We’ve taken a look at investment banks and money-center banks, so now let’s take a look a more regional name: U.S. Bancorp. For the preceding quarter, both USB’s revenue and earnings results came in ahead of analyst expectations. EPS was $1.28 versus the consensus of $1.12. Additionally, revenue came in at $5.78 billion, versus consensus of $5.62 billion.
Unlike others on this list, USB stock has stayed relatively flat instead of selling off post-earnings. So, could the aforementioned market headwinds cause shares to follow the lead of other bank stocks and start pulling back? Not necessarily. Like with money-center focused banks, future interest rate increases may mean this bank could continue to deliver strong results.
But that’s not all — U.S. Bancorp has other positives. Yielding 3.08% at today’s prices, consider this one of the best opportunities in bank stocks for investors focused on income generation. Its current valuation is also in line with regional banking peers like PNC Financial (NYSE:PNC) and Truist Financial (NYSE:TFC).
Put it all together and it’s clear why Warren Buffett’s Berkshire Hathaway (NYSE:BRK.A), is holding onto its large position in USB stock. Shares in this more prosaic financial name may not be heading “to the moon” anytime soon. Yet, this makes for a great “safe harbor” stock to ride out possible market-wide storms in the months ahead.

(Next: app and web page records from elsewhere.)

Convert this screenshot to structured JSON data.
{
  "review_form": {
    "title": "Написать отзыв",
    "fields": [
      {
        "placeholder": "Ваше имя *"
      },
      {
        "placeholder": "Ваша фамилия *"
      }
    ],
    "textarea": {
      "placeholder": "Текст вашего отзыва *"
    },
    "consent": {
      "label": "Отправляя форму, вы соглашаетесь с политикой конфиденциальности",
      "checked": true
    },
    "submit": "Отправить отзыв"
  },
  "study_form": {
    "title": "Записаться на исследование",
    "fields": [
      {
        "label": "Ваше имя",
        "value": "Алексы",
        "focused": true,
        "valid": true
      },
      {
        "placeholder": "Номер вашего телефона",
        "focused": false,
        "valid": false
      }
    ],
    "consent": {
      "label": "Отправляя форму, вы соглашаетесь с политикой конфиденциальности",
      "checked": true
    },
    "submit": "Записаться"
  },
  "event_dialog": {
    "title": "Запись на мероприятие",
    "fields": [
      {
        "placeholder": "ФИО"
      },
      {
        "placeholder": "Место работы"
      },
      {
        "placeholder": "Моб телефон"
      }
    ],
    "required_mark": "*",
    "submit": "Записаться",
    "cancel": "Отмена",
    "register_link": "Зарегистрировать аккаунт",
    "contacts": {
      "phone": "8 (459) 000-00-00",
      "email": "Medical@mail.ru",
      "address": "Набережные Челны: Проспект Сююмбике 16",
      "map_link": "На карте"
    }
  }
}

Bank Stocks to Buy: Wells Fargo (WFC)
Last up on this list of bank stocks, Wells Fargo has the same factors on its side as the others right now. Yet, there’s another catalyst that’s been at play here: the turnaround story. As seen from its recent strong quarterly results, it’s clear that CEO Charles Scharf’s cost-reduction strategy is paying off.

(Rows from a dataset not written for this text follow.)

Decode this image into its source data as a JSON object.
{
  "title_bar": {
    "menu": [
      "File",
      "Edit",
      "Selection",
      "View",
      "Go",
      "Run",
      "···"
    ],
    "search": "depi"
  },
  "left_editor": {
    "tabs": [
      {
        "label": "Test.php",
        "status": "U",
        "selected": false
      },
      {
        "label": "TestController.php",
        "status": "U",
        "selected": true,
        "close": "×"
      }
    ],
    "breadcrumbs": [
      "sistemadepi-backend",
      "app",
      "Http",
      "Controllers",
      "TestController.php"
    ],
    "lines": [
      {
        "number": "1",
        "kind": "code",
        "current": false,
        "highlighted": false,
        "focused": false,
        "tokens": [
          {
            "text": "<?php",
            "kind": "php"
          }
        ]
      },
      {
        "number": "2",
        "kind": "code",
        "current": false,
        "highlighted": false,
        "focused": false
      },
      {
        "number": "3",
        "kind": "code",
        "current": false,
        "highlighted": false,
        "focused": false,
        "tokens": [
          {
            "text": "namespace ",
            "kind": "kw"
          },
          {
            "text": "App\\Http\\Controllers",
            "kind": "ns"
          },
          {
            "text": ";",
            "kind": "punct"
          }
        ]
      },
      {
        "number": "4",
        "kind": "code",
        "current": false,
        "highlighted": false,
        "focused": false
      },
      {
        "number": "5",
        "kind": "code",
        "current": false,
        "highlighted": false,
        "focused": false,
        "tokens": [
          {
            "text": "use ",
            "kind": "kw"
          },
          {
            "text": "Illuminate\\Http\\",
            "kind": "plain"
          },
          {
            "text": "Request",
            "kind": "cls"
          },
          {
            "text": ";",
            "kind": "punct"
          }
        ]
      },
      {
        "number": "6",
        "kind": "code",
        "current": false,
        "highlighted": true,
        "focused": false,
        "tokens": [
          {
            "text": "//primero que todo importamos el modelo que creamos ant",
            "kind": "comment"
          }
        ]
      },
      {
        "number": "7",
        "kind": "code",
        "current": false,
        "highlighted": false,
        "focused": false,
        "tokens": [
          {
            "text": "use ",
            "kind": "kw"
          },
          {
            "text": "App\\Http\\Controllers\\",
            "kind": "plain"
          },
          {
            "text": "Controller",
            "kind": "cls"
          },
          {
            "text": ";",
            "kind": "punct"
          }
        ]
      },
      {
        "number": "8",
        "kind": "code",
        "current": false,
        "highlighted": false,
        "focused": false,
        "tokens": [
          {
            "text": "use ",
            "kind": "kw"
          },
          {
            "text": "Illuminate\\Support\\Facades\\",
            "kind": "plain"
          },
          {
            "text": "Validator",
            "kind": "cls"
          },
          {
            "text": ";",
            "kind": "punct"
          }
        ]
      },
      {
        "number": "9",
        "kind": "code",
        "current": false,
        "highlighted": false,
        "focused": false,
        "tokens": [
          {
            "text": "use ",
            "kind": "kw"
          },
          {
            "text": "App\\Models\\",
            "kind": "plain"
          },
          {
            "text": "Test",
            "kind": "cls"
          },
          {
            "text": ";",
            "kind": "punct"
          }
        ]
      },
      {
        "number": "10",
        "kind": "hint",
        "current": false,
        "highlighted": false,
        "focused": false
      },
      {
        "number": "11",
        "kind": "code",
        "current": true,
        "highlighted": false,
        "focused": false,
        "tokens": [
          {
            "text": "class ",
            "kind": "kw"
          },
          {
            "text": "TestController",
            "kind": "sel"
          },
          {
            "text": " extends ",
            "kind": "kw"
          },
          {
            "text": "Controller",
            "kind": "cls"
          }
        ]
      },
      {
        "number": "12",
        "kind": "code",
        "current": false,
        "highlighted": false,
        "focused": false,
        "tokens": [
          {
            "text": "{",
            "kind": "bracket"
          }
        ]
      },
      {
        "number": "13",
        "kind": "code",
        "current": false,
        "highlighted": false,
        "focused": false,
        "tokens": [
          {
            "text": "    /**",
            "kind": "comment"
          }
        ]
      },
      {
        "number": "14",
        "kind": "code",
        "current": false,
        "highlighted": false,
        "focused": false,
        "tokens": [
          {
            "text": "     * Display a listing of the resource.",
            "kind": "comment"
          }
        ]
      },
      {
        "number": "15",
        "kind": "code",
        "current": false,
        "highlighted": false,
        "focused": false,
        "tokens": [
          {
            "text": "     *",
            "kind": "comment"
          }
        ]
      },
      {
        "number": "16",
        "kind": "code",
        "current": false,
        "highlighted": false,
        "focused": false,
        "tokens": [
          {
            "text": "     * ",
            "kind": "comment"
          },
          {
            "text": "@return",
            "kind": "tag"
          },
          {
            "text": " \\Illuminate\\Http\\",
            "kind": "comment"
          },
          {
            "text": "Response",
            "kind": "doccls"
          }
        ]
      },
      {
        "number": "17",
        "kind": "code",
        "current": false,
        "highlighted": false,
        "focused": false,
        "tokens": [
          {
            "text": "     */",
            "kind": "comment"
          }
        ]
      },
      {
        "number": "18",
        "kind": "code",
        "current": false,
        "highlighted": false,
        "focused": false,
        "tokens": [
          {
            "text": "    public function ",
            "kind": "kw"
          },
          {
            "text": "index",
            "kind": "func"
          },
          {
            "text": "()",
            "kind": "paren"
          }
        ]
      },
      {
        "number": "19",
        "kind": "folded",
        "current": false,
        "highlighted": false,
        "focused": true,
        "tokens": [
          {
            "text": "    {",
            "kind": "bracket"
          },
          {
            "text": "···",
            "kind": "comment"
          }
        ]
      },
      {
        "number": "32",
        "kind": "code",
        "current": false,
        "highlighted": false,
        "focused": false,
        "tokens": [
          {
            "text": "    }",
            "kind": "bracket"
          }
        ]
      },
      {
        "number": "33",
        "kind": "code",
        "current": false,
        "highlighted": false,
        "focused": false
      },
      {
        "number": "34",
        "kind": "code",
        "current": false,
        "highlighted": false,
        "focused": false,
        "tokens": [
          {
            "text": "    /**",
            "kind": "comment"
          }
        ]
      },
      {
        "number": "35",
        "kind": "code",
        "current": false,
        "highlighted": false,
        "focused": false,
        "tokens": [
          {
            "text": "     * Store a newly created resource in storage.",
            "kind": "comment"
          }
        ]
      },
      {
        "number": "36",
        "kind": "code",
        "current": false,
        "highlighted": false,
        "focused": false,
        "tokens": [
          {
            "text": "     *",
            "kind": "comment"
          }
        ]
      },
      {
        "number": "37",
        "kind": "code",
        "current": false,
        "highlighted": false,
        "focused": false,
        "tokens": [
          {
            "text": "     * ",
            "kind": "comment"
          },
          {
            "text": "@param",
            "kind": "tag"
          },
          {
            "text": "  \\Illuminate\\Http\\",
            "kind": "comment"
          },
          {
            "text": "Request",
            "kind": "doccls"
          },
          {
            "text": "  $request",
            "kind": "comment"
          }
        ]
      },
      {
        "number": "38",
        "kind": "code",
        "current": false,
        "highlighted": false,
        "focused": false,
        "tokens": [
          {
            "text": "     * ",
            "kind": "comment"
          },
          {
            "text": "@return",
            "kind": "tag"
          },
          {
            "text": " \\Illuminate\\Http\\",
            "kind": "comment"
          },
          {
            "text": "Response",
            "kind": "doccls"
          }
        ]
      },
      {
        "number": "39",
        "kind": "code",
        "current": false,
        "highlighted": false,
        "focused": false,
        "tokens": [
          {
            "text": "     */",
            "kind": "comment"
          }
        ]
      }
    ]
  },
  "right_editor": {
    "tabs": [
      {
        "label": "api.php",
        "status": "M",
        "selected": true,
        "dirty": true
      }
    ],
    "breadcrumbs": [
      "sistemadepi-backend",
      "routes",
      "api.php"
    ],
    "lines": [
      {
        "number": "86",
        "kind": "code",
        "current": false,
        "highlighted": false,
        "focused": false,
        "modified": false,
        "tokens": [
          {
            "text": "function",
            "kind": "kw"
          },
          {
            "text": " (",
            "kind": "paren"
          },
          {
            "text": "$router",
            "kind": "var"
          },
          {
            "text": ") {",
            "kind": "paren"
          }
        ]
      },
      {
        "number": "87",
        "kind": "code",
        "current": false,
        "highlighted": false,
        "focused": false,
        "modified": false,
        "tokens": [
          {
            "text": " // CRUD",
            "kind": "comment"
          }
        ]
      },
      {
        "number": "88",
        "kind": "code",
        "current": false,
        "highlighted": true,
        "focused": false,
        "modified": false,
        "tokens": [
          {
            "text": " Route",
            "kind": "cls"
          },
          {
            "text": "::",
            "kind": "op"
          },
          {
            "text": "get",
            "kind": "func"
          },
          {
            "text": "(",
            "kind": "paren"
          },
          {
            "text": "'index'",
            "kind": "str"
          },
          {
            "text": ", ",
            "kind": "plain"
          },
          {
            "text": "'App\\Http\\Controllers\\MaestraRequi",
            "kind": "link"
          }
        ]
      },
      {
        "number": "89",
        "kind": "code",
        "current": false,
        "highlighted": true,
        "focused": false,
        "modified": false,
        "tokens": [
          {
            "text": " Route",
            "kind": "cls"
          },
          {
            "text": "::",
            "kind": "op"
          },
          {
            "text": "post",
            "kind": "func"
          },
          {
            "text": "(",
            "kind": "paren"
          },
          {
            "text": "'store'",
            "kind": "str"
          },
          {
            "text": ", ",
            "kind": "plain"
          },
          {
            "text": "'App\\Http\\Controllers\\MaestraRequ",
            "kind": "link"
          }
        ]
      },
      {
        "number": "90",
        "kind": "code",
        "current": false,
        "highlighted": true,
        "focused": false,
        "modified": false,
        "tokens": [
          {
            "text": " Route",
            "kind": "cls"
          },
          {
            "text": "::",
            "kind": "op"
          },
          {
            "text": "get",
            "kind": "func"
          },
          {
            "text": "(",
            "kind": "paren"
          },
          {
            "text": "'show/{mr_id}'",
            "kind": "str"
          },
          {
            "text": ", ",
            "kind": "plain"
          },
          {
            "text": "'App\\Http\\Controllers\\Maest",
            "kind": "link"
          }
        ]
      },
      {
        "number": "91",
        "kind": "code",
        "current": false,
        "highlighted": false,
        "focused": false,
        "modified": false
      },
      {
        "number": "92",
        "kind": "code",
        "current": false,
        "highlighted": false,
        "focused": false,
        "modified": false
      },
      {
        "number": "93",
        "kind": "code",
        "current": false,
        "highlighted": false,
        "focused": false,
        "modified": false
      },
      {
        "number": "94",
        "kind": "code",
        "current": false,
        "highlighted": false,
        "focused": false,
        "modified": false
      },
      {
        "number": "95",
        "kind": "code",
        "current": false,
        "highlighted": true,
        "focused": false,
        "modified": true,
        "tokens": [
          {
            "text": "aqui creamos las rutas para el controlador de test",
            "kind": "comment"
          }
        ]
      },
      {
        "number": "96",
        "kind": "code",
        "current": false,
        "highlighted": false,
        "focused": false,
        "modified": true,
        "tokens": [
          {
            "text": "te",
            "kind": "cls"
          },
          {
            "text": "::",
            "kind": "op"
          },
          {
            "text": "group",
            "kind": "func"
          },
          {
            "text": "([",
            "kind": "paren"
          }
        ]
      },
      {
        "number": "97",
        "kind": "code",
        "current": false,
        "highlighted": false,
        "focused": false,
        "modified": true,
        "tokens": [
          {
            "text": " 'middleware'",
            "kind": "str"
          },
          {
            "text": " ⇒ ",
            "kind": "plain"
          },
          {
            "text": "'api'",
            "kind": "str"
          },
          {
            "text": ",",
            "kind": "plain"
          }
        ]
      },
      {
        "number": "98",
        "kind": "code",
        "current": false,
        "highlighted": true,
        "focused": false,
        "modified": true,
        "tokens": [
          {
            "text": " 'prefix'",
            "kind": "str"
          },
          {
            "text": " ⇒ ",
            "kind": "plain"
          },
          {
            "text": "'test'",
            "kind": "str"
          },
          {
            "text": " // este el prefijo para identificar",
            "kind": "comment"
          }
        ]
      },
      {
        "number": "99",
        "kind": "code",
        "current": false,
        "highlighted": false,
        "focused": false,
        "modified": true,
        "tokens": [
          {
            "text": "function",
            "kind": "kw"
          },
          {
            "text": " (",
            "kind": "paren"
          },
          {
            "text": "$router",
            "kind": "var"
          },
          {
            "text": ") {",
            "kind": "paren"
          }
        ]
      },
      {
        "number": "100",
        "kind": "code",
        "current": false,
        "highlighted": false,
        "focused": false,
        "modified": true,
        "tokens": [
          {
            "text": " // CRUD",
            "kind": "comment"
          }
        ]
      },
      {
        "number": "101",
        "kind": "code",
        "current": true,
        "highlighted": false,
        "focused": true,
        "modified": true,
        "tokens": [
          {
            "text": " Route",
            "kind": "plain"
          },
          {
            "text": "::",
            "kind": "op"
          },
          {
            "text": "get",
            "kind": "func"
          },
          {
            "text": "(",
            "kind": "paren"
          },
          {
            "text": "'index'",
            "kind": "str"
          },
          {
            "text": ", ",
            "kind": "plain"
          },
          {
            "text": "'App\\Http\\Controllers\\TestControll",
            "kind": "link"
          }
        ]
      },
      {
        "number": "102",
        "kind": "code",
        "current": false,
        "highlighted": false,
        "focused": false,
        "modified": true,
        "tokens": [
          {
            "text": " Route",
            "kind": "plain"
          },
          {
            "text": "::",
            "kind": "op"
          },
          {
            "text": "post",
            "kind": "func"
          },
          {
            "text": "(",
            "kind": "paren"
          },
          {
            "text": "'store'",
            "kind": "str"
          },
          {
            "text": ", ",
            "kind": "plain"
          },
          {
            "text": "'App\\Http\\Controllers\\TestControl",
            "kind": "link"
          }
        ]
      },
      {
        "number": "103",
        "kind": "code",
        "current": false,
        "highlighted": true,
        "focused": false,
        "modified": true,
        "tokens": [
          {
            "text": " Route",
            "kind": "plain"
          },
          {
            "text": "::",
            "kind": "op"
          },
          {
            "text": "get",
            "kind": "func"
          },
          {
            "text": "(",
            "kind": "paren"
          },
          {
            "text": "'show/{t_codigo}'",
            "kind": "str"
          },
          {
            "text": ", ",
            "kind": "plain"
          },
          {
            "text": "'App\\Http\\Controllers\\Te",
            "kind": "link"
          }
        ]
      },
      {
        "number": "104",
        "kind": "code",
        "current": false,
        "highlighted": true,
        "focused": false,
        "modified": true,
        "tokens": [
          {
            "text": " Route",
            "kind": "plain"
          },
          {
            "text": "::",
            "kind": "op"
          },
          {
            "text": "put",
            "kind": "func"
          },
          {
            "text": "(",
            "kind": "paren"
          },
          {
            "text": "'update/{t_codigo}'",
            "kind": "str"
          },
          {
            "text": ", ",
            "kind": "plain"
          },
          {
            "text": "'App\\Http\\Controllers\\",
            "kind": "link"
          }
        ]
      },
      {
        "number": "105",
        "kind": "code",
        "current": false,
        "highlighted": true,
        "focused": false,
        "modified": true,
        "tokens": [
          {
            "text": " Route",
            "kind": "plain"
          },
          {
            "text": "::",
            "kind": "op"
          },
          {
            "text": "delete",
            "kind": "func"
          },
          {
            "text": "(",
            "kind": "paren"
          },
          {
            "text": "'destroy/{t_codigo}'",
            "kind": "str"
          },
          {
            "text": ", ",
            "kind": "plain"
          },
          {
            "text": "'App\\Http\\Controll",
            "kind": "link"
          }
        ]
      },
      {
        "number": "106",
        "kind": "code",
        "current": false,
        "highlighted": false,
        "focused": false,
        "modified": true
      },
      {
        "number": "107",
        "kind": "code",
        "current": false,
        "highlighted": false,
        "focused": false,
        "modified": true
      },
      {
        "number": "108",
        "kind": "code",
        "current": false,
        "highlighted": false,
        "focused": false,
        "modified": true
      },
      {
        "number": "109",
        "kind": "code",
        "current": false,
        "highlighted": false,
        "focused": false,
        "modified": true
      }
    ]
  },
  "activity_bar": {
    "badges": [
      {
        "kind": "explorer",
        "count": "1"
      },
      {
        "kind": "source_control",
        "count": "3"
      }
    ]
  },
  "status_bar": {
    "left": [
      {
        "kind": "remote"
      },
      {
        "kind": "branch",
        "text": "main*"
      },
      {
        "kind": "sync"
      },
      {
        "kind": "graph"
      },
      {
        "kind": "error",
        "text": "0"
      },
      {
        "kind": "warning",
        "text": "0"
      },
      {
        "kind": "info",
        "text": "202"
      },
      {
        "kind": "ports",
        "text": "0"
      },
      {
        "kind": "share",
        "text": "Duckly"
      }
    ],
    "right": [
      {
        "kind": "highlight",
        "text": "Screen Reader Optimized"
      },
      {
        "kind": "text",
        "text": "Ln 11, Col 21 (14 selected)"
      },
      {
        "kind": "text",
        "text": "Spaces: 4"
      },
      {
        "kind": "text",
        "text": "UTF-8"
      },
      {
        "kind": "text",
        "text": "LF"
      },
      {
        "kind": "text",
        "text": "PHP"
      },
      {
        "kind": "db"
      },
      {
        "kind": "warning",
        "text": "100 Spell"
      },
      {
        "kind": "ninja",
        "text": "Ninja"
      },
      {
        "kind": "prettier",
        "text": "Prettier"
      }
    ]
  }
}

Still tarnished by the fake-accounts scandal from a few years back, this bank is working it’s way out the Fed’s “dog house” and hoping to get out from under its asset cap. Wells Fargo’s improvements to its own operation, coupled with the post-Covid “reopening” trade and booming economy, have enabled WFC stock to see an epic recovery. Specifically, WFC has gone from as low as $21 this past year to nearly $45 today.
Of course, folks like InvestorPlace’s Dana Blankenhorn have argued that there’s little reason to buy WFC at today’s prices with the turnaround priced-in. This may be true — the stock may have some room to pull back.
But if it pulls back far enough? There may be another factor that could make Wells Fargo a buy at lower prices: the return of its stock buyback program. Being able to repurchase up to $18 billion worth of its outstanding shares (which is roughly 10% of its market capitalization today) may be a booster for shares in the months ahead.
On the date of publication, Thomas Niel did not have (either directly or indirectly) any positions in the securities mentioned in this article. The opinions expressed in this article are those of the writer, subject to the InvestorPlace.com Publishing Guidelines.
Thomas Niel, a contributor for InvestorPlace.com, has been writing single-stock analysis for web-based publications since 2016.